Born and raised in Zacatecas, Mexico, Maria Hernández didn’t travel much while growing up. Her first big trip was when she left home to move to Spain. But ever since, she’s been on the move, living on and off in Europe for the last 11 years.
Raised by her grandmother, her first memories are of both of them together in the kitchen. “I remember us preparing the seven dishes on the Fridays of Lent, spending all morning cooking without eating, and waiting to break the fast,” she says. It was these early memories which sparked her interest in food and culinary culture.
Currently, Maria is wrapping up her Master’s in Italian Food and Wine at the University of Padova, but before that, she obtained a Bachelor’s in Food Chemistry from the Universidad Autónoma de Zacatecas, as well as a Master’s in Chemistry and Environmental Biology from Roskilde University. Maria notes that she became involved in food tourism because of her ongoing studies, and specifically, her current Master’s has given her the opportunity to explore wine and food tourism’s economic, social and environmental impact within the Italian context.
Her first encounter with the WFTA was also during her Master’s program at the University of Padova. She worked with material published by WFTA with her professor Matthew Stone, who is the lead research advisor for the association. She now works with WFTA as Training Manager, where in her own words, she notes, “I’m focused on managing the learning platform. This means uploading and updating the content and being in touch with the students.” Maria is also working on the Spanish version of the certifications and masterclasses.
Maria has always loved to teach, and in some way or another, she has been doing it since she was 17, making this role a natural fit for her.
When asked about the importance of food and food culture, Maria says, “…food is not just food. It shows social interactions among groups, it portrays who we are in that moment and who we have been.” She adds that by studying the changes in food patterns over time in a culture, it is possible to relate it with historical moments, and how they affected other aspects of society.
Regarding gastronomic tourism, Maria remarks, “It’s an instant way to connect to the place you are visiting and take it with you once the trip is finished. Because depending on where you are, maybe connecting with locals is not an easy task, or you are a more shy type of person. But food gives you an insight into the place without speaking.”
A couple of fun facts about Maria:
Her state, Zacatecas, is the proud host of the “RataFest.” There is a long tradition of eating field rats in different dishes; the most famous is the soup, which is advertised as miraculous.
While living in Valencia, Spain, Maria was part of a wine club, so she was able to visit several wineries in the area. To this day, her favorite is Bodegas Castaño, from Yecla, noting that tour was unique because the three generations of winemakers stayed with her group the entire time. She still remembers how proud the grandfather was of his family and the winery.
Maria’s favorite dish is “birria”, a Mexican delicacy which consists of stewed meat and spices, which she cites as her go-to staple for celebrations and as a comfort food. She adds that the broth is the best part.

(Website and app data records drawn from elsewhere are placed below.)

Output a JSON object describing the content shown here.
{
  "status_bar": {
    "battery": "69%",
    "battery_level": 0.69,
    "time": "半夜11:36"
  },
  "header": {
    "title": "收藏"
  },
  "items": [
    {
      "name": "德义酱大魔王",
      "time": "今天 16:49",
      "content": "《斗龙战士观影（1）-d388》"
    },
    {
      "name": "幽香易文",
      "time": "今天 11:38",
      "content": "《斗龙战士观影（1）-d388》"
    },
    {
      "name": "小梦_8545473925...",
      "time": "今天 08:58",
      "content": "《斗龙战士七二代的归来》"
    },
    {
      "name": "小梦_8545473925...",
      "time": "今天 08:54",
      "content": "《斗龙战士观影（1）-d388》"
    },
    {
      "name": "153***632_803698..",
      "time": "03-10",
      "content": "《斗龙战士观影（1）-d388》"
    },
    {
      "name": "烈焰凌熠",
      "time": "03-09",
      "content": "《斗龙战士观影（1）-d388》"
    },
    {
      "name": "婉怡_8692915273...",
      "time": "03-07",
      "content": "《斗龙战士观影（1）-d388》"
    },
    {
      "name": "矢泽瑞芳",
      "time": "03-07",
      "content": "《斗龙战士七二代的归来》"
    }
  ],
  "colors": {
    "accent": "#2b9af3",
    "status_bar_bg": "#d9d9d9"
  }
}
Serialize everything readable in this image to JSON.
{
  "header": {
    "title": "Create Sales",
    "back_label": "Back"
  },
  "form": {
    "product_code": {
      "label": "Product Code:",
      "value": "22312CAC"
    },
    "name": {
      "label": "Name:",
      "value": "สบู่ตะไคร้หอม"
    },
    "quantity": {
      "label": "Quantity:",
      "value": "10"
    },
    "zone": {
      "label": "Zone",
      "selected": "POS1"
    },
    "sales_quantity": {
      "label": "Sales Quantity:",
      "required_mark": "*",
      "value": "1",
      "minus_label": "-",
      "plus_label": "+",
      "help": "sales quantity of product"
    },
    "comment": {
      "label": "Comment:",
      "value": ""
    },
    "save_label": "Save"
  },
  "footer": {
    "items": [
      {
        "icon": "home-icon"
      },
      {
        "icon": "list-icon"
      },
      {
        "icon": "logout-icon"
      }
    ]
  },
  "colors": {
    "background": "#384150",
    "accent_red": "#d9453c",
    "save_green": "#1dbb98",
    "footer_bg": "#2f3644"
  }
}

The culinary destination she is most looking forward to visiting is Napoli, which she hopes to explore in a couple of months. And speaking of things to look forward to, Maria believes that we will see a rise in short trips to one’s hometowns, to rediscover the region’s cuisine. She observes, “Travel by plane has been complicated this summer, at least in Europe, and this will be a factor when planning the upcoming trips.”
Thank you for all your hard work, Maria! It’s great to have you.